***** EXTRACTED MATERIAL *****

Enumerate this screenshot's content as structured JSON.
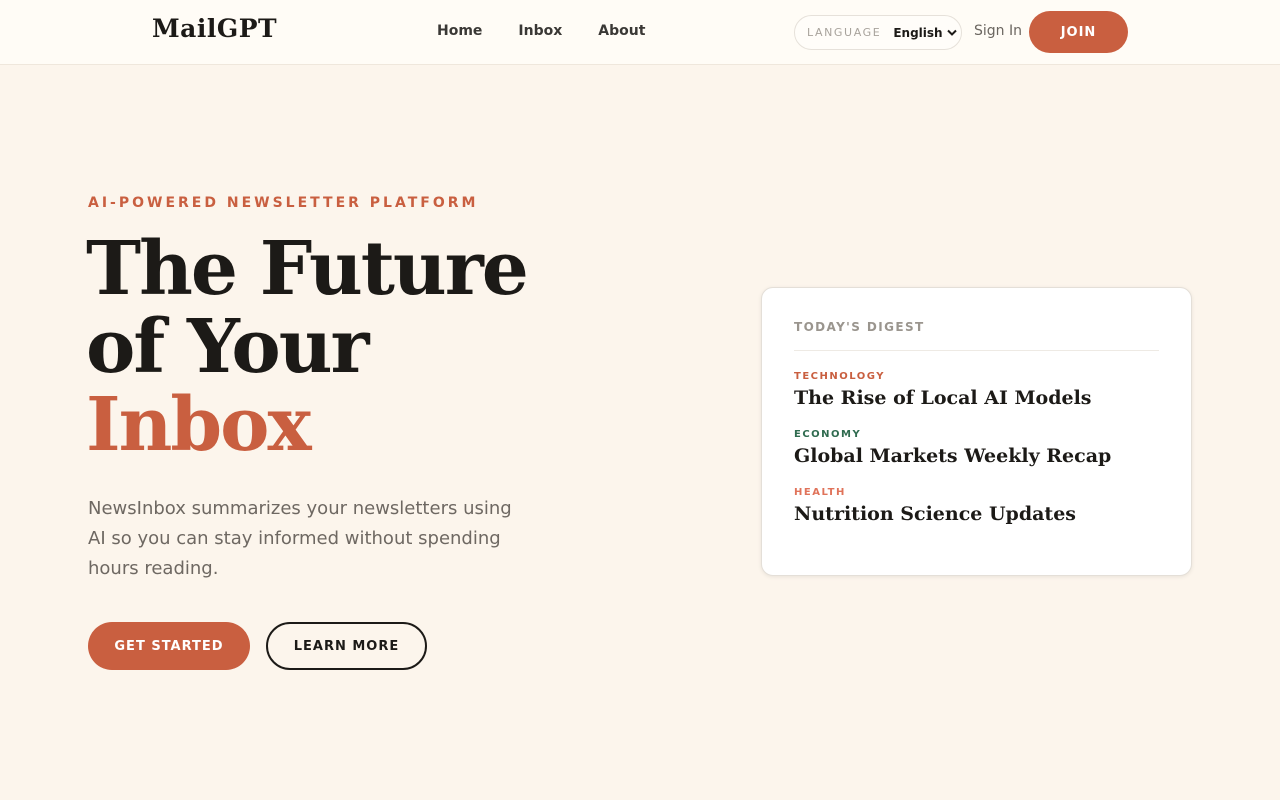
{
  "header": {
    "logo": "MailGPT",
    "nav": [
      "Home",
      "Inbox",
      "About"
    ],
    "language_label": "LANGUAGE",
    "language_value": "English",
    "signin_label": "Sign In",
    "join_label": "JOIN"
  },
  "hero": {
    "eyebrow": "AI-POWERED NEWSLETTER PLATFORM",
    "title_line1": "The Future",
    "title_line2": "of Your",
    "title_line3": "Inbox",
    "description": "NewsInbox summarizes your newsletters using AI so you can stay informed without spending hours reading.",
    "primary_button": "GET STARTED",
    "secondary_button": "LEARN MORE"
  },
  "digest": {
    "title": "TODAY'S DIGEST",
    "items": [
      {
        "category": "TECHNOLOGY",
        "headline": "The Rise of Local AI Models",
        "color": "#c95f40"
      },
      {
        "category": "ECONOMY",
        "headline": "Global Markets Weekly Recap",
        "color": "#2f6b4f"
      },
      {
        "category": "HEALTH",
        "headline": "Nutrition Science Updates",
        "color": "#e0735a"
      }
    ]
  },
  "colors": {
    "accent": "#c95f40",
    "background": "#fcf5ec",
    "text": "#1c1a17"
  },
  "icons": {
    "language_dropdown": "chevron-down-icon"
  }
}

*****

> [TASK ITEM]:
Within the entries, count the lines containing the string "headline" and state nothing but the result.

> [YOUR RESPONSE]:
3